On two separate occasions this month, Texans quarterback Deshaun Watson has publicly supported coach Bill O’Brien. On Wednesday, reporters asked O’Brien to react to Watson’s push to keep O’Brien around for the rest of Watson’s career.
“Look, I don’t really know how to answer that question,” O’Brien told reporters. “I appreciate all the support that anybody — I think that’s just the way I think any of us are. People support you, it’s a nice thing. But, at the end of the day, we’ve got to focus on Pittsburgh and that’s what we’re trying to do.”
At some point soon, however, the focus will be O’Brien’s future. He has one year left on his contract, and owner Bob McNair made it clear in March that there will be no talks on a new deal until the 2017 season ends.
“We’ll talk to him about it at the end of this year,” McNair said at the time. “That’s typically when we do that sort of thing. . . . We’ll sit down and see what he’s happy with and if he wants to be extended and see how we feel.”

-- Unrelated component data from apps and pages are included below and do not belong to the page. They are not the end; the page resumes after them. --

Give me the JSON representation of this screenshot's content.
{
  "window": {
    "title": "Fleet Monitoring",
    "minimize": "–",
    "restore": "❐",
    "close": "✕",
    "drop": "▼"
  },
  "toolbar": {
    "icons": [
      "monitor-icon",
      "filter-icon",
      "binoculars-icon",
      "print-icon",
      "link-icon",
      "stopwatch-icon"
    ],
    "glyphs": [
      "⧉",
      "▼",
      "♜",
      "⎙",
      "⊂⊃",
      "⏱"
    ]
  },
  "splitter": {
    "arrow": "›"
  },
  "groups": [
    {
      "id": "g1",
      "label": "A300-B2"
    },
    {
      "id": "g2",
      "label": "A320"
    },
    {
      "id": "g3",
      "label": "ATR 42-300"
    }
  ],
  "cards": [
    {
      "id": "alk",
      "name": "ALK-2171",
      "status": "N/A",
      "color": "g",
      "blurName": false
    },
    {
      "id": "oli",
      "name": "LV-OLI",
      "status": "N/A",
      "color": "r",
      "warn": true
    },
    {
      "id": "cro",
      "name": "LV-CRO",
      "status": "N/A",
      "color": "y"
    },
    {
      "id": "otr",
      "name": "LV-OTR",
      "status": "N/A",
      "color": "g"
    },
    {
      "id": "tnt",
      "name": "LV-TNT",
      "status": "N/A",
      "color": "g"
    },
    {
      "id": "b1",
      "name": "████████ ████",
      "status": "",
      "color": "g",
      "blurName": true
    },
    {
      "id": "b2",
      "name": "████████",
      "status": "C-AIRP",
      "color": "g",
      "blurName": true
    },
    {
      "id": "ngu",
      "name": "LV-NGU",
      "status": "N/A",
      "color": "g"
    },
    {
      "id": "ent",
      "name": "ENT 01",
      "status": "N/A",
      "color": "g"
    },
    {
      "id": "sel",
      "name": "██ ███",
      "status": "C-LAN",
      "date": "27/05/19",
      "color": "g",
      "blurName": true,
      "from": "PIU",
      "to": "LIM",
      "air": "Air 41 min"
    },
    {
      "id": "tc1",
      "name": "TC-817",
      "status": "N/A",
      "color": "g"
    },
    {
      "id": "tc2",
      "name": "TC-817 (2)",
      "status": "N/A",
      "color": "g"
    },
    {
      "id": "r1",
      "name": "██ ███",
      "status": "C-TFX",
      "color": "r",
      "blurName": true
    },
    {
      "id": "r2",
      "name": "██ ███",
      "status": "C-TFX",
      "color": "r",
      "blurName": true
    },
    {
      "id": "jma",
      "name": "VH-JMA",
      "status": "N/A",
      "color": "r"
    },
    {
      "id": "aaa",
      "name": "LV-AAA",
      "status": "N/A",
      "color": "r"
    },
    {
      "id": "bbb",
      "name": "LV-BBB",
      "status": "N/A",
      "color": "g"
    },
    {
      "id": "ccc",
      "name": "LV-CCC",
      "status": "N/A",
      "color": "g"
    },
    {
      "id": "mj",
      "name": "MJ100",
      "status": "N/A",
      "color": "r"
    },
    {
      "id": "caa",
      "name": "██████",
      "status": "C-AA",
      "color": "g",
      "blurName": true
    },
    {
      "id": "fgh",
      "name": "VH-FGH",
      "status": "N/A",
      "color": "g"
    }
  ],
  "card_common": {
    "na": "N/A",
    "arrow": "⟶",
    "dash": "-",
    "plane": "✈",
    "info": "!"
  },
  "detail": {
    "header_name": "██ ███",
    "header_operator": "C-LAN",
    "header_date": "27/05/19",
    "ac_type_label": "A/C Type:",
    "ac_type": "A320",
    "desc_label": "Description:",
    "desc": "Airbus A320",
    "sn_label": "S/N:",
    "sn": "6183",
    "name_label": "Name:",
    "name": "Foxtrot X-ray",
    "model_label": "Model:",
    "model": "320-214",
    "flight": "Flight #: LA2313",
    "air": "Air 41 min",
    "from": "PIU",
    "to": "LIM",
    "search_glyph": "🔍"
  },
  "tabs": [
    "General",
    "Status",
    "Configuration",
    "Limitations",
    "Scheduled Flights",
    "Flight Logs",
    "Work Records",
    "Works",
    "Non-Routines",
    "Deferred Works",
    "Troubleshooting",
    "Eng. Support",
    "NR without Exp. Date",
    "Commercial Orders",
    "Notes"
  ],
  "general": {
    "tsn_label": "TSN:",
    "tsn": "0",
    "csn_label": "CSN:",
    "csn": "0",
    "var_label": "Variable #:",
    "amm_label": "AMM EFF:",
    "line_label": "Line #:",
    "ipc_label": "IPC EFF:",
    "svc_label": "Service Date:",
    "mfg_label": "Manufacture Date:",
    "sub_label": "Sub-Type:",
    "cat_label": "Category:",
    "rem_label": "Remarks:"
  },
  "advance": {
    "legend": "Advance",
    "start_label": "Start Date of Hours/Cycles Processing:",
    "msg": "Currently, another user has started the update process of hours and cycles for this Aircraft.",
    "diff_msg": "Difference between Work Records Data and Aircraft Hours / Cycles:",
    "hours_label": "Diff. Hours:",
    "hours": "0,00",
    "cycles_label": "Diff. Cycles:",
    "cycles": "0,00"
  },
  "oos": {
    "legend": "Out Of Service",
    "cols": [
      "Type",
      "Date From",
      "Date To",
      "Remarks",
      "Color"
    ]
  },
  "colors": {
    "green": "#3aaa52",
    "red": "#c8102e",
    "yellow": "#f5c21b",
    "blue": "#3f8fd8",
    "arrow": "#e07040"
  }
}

That reference to “what he’s happy with” surely wasn’t an accident. Last year at this time, multiple reports emerged about O’Brien not being happy. (We’d heard he’s “miserable.”) And some thought he was trying to get out of Houston.
Now, he says he won’t quit. And for good reason; with a young franchise quarterback in place, O’Brien and the Texans could be contending for championships every year.
The question becomes whether McNair wants to keep O’Brien around. Having Watson politick for O’Brien makes the situation a little more delicate for the team. Ultimately, however, Watson is wired to accept whatever the team chooses to do. Given Watson’s presence, the Texans can essentially hire any coach they want.
Here’s something I mused about in responding to one of the many questions posed for Wednesday’s PFT PM podcast (and, yes, I’m mentioning that to justify dropping the link to the podcast player below): Watson is the kind of quarterback that could get any coach’s attention. And maybe he’s the one quarterback who could lure Nick Saban back to the NFL.
Let that one sink in for a second. Saban, whose NFL-caliber defense was shredded twice by Watson in the NCAA title game, could join forces with a dynamic young quarterback, coach up the talented players around him, and finally eliminate the one blemish on his record — failure at the NFL level.
That’s not a suggestion that Saban would. But if he’s ever going to do it, the Texans would be the team.
That thinking applies to any other coach who flirts with coaching in the NFL. Which underscores the reality that the Texans may decide that this is the perfect opportunity to hire any coach they want to lead the team into the future.